## WHAT IS EXPECTED
Within the entries that follow, report how many lines contain the word "label", giving the number by itself.

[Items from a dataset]

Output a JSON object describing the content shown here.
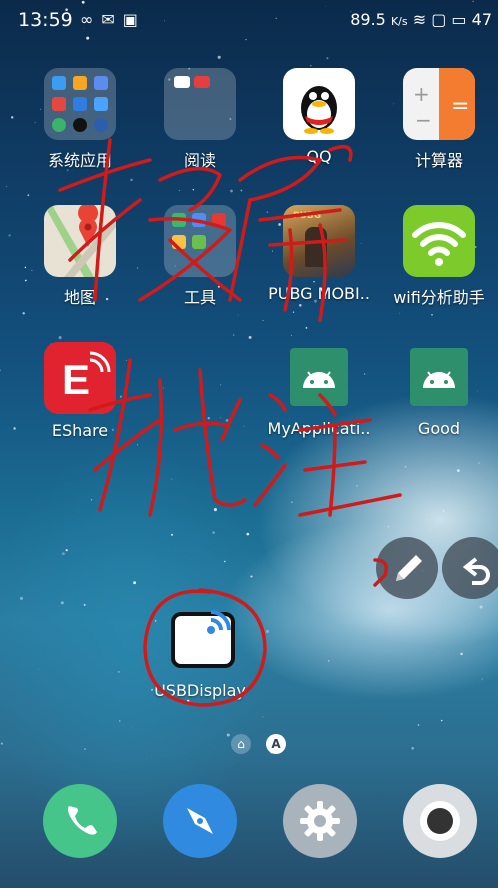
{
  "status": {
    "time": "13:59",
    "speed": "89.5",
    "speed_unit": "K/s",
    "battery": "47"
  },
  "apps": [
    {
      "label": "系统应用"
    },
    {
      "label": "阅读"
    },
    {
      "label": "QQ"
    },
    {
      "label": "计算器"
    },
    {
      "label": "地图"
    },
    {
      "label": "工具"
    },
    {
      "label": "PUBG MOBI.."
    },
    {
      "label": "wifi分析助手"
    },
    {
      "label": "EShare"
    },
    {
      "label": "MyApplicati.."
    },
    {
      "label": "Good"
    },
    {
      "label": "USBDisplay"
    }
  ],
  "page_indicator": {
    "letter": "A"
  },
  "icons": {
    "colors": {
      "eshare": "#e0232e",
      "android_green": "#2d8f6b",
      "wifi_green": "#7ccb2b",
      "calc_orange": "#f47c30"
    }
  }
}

## SOLUTION TO THIS TASK
12